Exercise aim
Please show all lines of the records that include "JSON".

================

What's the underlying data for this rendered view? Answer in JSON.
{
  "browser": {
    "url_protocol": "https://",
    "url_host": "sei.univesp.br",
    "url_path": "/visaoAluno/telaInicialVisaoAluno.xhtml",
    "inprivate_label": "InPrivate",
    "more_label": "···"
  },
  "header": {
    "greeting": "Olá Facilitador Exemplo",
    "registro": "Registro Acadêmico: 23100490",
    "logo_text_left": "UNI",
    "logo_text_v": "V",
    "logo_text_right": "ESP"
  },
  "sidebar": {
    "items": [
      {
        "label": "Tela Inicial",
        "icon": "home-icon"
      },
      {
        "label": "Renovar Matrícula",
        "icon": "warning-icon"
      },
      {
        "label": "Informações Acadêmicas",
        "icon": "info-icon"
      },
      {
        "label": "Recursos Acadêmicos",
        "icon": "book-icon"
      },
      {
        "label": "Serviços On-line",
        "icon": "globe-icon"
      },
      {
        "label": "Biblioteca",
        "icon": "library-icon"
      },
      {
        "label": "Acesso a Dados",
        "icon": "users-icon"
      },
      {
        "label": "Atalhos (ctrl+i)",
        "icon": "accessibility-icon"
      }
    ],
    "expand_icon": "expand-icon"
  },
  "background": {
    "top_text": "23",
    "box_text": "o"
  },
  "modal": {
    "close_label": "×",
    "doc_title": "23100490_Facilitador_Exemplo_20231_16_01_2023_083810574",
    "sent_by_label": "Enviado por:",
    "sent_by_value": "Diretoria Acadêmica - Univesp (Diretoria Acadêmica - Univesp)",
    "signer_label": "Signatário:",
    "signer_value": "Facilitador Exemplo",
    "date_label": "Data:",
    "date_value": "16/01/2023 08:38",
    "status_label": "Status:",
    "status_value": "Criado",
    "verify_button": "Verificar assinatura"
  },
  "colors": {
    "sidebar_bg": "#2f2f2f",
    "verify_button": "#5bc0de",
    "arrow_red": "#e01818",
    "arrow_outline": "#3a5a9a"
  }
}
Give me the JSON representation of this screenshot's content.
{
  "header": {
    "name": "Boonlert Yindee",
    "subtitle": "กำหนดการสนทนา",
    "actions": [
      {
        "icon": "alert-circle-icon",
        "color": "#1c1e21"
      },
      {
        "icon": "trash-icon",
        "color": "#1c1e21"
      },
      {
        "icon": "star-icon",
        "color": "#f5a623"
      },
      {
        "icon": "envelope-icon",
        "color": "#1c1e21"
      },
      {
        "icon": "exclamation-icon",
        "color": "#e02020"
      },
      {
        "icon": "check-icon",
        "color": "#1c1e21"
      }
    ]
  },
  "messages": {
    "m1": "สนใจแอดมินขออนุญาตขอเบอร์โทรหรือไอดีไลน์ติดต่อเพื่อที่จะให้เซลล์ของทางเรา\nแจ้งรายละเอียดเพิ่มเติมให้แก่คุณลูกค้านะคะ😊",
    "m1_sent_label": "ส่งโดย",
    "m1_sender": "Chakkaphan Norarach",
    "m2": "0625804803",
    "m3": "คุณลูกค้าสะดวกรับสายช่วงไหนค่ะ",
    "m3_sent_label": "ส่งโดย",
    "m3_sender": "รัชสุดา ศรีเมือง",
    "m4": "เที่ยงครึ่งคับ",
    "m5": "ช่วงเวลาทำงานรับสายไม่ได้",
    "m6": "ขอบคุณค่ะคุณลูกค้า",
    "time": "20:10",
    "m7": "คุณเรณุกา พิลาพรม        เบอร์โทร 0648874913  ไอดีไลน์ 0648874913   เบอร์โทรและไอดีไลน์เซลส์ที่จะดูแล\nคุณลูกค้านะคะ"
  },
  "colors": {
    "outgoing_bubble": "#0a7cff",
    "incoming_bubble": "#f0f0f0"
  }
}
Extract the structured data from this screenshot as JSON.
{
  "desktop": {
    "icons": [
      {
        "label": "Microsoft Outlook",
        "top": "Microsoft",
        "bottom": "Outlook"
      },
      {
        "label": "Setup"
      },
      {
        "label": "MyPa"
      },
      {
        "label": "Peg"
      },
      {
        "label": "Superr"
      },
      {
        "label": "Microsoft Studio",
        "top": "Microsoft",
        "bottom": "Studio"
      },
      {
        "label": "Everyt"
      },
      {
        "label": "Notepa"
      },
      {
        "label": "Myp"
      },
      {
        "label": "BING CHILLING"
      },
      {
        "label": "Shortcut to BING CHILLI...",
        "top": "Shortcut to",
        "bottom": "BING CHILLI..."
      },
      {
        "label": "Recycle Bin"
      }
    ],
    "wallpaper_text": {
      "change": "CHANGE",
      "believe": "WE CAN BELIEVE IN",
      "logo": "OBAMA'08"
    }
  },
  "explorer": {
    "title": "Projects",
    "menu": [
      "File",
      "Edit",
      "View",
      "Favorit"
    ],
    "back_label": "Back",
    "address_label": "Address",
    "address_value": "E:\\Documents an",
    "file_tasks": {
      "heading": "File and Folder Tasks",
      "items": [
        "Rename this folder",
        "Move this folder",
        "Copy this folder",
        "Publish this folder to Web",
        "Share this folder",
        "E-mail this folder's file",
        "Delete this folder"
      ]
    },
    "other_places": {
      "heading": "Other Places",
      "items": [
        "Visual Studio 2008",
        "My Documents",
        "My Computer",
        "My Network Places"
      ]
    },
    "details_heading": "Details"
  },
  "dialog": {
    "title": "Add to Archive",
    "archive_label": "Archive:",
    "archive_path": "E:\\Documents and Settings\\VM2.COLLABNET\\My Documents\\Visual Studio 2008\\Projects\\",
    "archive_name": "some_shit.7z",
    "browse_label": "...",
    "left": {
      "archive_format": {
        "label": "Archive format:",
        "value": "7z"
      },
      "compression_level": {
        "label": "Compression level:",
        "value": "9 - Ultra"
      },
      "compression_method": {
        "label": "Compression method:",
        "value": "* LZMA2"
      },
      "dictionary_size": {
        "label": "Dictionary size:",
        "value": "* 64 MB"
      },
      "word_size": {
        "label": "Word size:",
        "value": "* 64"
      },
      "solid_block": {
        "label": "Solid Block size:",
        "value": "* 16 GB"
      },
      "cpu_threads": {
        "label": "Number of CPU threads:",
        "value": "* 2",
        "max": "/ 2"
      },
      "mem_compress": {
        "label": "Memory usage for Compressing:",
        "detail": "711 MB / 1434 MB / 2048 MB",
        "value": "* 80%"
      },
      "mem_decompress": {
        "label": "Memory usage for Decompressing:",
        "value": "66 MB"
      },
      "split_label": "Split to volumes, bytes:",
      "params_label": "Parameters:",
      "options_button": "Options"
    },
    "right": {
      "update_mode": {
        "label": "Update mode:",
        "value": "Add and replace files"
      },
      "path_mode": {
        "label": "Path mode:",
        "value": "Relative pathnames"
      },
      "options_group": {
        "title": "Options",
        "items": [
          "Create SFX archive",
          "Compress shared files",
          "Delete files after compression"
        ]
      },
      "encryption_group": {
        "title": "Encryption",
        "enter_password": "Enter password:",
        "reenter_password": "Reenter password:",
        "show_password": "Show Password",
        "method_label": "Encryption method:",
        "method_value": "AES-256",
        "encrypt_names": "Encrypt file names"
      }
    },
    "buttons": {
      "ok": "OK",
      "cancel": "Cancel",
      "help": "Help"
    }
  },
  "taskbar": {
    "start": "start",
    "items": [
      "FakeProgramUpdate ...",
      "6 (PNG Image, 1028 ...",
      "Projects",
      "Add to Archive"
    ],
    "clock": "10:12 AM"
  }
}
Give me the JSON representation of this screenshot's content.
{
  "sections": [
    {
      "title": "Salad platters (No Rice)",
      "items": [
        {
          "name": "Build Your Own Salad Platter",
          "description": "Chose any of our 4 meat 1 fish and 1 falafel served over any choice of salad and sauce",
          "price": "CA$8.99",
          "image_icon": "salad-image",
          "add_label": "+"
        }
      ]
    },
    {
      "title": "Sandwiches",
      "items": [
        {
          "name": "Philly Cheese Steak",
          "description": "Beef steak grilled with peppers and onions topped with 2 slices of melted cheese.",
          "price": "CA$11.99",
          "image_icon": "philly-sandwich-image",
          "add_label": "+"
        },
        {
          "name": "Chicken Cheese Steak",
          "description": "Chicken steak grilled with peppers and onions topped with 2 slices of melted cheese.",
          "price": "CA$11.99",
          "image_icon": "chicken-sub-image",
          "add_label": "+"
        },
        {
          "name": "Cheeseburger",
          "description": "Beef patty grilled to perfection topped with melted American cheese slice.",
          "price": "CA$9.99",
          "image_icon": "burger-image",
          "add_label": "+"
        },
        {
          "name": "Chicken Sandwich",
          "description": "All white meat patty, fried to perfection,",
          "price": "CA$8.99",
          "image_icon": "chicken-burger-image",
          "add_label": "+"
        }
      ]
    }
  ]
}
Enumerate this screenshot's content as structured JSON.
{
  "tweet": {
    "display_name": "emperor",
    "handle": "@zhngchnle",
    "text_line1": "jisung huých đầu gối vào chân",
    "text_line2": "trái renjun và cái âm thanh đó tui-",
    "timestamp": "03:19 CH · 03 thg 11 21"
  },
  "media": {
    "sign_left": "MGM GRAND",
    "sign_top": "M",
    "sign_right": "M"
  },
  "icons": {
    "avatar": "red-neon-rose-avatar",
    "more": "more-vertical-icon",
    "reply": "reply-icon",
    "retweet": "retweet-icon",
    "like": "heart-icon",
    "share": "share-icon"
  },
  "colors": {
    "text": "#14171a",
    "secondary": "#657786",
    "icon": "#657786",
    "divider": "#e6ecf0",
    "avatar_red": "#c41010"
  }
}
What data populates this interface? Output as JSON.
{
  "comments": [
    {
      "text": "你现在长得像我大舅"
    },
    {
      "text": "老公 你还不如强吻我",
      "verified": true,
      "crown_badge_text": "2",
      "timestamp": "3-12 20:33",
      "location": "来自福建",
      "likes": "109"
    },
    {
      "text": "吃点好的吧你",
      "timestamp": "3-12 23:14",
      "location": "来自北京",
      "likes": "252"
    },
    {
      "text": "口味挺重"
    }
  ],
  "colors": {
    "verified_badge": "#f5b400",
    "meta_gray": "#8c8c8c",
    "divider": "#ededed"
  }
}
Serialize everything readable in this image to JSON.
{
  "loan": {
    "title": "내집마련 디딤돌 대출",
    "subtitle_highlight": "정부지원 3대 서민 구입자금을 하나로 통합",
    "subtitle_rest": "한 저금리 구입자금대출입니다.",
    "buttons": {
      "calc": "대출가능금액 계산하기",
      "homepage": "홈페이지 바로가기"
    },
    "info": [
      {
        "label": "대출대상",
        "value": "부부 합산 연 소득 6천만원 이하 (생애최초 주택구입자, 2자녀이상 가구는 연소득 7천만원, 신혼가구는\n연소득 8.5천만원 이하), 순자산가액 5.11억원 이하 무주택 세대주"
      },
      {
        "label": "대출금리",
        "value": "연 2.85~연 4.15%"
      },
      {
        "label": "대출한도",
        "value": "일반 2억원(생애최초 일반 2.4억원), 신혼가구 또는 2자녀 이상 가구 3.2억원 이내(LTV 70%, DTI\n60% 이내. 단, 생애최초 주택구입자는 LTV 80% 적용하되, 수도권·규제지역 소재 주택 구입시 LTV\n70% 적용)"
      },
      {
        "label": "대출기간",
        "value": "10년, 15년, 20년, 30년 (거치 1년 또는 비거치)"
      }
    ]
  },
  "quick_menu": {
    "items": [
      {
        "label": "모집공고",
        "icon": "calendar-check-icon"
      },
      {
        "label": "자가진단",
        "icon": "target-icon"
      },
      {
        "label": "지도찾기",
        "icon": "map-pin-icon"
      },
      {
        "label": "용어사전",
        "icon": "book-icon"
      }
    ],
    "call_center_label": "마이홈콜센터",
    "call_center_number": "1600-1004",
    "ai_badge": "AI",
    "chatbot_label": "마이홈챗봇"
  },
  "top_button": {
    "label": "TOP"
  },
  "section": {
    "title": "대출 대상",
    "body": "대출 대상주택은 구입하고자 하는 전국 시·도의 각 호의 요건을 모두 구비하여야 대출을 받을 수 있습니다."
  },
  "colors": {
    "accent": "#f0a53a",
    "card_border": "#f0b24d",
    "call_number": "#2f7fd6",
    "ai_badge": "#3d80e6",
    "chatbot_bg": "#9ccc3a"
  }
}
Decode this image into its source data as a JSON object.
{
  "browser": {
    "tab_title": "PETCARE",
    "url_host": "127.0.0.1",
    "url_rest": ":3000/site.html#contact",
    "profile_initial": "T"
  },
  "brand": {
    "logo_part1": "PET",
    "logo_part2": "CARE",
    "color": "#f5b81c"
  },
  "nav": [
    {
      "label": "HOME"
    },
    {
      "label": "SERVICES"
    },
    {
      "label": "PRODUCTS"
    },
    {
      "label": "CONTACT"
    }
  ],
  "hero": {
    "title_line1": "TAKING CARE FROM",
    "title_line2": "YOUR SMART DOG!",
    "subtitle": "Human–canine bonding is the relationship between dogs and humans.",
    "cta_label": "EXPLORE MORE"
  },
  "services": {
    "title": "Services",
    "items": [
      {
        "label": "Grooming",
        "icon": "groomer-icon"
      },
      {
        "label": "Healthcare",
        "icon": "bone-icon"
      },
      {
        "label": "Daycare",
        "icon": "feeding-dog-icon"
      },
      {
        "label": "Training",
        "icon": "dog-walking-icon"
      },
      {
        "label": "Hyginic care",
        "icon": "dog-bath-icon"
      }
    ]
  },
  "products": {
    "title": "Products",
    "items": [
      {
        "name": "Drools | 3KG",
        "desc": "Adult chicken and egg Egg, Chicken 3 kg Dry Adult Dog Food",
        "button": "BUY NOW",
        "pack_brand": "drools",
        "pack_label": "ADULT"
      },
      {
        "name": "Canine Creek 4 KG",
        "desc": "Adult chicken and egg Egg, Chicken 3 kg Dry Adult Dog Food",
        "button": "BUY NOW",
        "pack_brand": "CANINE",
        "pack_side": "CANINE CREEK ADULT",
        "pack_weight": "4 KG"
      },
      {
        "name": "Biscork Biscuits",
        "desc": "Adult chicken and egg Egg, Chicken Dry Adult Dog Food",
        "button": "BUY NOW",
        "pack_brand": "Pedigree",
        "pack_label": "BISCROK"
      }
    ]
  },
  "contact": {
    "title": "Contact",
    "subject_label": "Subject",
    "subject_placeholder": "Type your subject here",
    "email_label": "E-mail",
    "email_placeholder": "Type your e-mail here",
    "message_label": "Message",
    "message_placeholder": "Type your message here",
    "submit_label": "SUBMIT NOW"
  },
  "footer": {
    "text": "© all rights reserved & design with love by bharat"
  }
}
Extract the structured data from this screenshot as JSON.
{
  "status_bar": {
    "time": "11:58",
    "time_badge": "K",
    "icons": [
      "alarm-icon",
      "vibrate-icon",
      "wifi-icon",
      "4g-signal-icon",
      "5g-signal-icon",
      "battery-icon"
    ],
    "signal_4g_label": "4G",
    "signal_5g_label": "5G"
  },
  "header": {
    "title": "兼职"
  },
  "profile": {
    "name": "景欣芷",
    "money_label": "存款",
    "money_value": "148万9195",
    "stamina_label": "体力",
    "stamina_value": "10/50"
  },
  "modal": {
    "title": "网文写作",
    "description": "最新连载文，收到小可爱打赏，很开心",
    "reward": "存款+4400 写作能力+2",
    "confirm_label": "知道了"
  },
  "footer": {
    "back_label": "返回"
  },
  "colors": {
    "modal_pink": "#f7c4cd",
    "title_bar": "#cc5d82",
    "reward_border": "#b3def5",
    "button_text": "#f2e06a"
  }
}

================

Answer
What's the underlying data for this rendered view? Answer in JSON.
Give me the JSON representation of this screenshot's content.
Extract the structured data from this screenshot as JSON.
Give me the JSON representation of this screenshot's content.
Enumerate this screenshot's content as structured JSON.
What data populates this interface? Output as JSON.
Serialize everything readable in this image to JSON.
Decode this image into its source data as a JSON object.
Extract the structured data from this screenshot as JSON.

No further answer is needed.